The Rise of Class Actions in the UK and Continental Europe: Risks and Opportunities
“The Rise of Class Actions in the UK and Continental Europe: Risks and Opportunities,” an article by Akin Gump partner Richard Hornshaw and counsel Jenny Arlington, has been published by Risk & Compliance.
The article looks at the rise of class actions from the standpoint of “risks and compliance challenges for a number of corporations,” but also from the standpoint of offering “business opportunities to certain market participants.”
The authors start by looking at the rise of class actions in the U.K. and Europe and the four factors driving that increase:
- “[B]oth the judiciary and the legislature seem to be providing significant support enabling this development.”
- “[L]egal issues which are prime candidates for collective redress have received increased focus globally.”
- “[T]he economics of class action claims have shifted due to the rise of the attractive, on the claimant side, ‘opt out’ regime in certain jurisdictions, such as the Netherlands and the UK.”
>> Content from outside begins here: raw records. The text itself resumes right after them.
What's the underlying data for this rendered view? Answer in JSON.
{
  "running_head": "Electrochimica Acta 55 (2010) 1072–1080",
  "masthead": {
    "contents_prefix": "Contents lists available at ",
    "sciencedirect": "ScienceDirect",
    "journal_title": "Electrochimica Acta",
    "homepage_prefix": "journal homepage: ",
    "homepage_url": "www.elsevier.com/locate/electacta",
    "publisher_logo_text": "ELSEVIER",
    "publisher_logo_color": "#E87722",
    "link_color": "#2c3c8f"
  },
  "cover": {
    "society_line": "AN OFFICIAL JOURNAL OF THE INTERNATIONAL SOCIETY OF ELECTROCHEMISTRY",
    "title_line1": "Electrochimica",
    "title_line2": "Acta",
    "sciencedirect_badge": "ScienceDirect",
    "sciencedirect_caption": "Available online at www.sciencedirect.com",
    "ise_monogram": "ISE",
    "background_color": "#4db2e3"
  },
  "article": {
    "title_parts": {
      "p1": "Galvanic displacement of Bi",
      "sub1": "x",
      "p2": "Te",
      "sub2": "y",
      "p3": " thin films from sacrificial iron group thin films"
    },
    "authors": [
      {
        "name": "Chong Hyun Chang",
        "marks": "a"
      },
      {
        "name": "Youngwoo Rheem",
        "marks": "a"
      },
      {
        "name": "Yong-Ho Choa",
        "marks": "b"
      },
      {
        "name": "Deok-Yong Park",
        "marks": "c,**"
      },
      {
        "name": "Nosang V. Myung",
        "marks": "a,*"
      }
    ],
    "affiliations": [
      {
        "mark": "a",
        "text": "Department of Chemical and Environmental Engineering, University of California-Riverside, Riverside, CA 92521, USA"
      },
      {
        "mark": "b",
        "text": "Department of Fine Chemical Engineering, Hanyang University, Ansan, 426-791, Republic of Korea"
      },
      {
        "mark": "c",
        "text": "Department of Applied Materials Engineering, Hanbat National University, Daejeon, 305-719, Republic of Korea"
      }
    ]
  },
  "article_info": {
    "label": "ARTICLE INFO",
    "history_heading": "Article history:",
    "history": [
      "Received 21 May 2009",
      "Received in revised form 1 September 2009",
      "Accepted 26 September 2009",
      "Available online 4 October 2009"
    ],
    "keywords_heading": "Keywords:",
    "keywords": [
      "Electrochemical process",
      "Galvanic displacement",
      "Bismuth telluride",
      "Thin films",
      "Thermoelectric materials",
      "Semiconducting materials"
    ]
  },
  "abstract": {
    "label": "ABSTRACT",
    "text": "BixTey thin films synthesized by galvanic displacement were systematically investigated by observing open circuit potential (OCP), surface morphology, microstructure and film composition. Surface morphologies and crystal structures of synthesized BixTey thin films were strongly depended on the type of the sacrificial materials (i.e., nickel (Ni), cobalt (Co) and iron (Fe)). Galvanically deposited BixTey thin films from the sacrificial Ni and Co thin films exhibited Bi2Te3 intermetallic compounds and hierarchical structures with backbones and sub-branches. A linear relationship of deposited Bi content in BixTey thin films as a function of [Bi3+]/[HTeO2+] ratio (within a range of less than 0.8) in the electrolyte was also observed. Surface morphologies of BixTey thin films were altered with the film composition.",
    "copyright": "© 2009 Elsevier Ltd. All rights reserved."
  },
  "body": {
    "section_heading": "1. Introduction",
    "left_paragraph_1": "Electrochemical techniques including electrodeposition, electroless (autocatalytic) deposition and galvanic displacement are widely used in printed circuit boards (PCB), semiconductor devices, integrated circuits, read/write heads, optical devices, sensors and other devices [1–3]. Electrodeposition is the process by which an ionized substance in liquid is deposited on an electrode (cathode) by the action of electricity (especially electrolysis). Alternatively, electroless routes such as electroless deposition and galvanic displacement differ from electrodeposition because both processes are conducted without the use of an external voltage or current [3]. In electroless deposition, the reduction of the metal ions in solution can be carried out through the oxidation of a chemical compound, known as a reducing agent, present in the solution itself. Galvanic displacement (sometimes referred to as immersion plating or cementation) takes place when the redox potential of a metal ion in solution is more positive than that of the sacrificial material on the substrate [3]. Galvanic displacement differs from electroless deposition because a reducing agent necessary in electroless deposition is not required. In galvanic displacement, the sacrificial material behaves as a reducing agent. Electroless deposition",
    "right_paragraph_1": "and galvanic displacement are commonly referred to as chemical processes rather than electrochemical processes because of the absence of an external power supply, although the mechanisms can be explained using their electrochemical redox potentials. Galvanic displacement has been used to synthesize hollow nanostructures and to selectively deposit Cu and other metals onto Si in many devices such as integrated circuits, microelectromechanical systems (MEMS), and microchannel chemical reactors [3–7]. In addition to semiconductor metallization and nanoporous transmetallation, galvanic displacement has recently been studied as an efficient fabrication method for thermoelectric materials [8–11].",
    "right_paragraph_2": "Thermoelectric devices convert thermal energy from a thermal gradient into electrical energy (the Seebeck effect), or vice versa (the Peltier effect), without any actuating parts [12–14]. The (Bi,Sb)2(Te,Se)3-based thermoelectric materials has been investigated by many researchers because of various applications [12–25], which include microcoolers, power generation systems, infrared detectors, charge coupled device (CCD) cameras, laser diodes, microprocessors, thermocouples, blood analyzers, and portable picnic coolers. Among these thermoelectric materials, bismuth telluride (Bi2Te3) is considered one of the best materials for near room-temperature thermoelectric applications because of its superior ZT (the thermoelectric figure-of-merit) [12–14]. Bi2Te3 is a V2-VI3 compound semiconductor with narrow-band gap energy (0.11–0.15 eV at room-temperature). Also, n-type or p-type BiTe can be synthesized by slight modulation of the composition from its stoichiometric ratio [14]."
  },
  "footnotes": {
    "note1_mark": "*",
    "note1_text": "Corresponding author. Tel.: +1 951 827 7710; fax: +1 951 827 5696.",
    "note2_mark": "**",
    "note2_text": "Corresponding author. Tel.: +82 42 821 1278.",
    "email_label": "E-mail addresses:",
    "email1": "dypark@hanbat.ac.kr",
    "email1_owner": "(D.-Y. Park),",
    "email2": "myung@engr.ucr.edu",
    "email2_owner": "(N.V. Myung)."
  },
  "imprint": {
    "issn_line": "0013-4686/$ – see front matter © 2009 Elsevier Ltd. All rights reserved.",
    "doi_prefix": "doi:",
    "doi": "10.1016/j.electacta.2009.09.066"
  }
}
- “The litigation funding market has significantly matured recently which makes claims possible that otherwise would not have been brought for financial reasons.”
The article then discusses two recent notable claims in the U.K.—the Merricks v Mastercard claim, and the Lloyd v Google claim—and looks at the significant impact that the EU’s Collective Redress Directive, due to be adopted by each member state, will have.
The authors close by noting “There is no doubt that the risk of an aggregate litigation being filed against an organisation in the UK and the EU has significantly increased, and is certainly set to increase further in particular in light of the implementation of the Directive in EU Member States. In light of that increased risk, organisations may wish to consider expediting any legal and compliance plans and programmes already in motion.”